What should be done to prevent colon cancer?
From the age of 50, statutory health insurers are entitled to an annual test for hidden blood in the stool to detect colorectal cancer. In addition, every legally insured person has two colonoscopes available for early detection. Experts from the German Cancer Research Center explain when these should best be carried out.
The German Cancer Research Center recently conducted an investigation to determine when the best time is to have a colonoscopy to reveal colon cancer at the earliest possible stage. The results were recently published in the specialist journal "The BMJ".
When should you have a colonoscopy?
The risk of developing colorectal cancer increases with age. Therefore, doctors recommend performing the first colonoscopy (colonoscopy) from the age of 50 in men and the age of 55 in women. As a rule of thumb, the second colonoscopy was performed ten years later.
Researchers checked the recommendations
Researchers at the German Cancer Research Center have now systematically analyzed whether this time interval should still be given as a recommendation. A systematic analysis showed that the ten-year period makes sense, but cannot be generally recommended. For some patients, other deadlines seem to make more sense.
Search for findings
"What was missing so far was a systematic examination of the detection rates of relevant findings in follow-up colonoscopy in order to determine the period after which a follow-up examination should be advised," explains prevention expert Hermann Brenner from the German Cancer Research Center. His team examined 28 individual colorectal cancer studies to determine the right time period.
How the distances affect the detection rate
Looking at the more clinically relevant advanced stages of colon cancer, the detection rates were 2.8 percent when the second colonoscopy was done after one to five years, 3.2 percent after five to ten years, and 7 percent after over ten years .
Conclusion of the study
According to the researchers, the rate of advanced cancer precursors remains at an almost constant low level for most of those affected up to ten years after the initial examination. The team concludes that after an inconspicuous first colonoscopy, the patient should wait at least ten years before a second colonoscopy. However, if there is an increased family risk, it makes sense to carry out the follow-up examination earlier.
May even wait longer than ten years
The study suggests that the follow-up investigation could be postponed even longer than ten years. So far, the study situation is too thin for a specific recommendation. (vb)
Author and source information
This text corresponds to the specifications of the medical literature, medical guidelines and current studies and has been checked by medical doctors.
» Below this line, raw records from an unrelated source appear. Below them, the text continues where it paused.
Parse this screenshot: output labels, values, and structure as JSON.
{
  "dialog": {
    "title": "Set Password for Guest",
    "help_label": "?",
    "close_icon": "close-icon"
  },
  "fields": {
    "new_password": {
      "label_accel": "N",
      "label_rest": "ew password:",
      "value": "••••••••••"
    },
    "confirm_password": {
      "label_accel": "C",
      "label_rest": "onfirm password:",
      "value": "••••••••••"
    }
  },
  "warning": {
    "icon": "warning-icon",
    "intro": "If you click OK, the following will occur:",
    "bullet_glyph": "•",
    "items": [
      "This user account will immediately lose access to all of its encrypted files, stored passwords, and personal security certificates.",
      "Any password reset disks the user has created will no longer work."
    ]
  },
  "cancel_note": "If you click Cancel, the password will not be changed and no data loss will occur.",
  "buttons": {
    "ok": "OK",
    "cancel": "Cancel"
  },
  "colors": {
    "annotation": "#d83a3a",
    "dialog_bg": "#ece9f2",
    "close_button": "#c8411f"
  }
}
Graduate editor (FH) Volker Blasek
- Thomas Heisser, Le Peng, Korbinian Weigl, u.a .: Outcomes at Follow-Up of a Negative Colonoscopy in the Average-Risk Population: A Systematic Review and Meta-Analysis, BMJ, 2019, bmj.com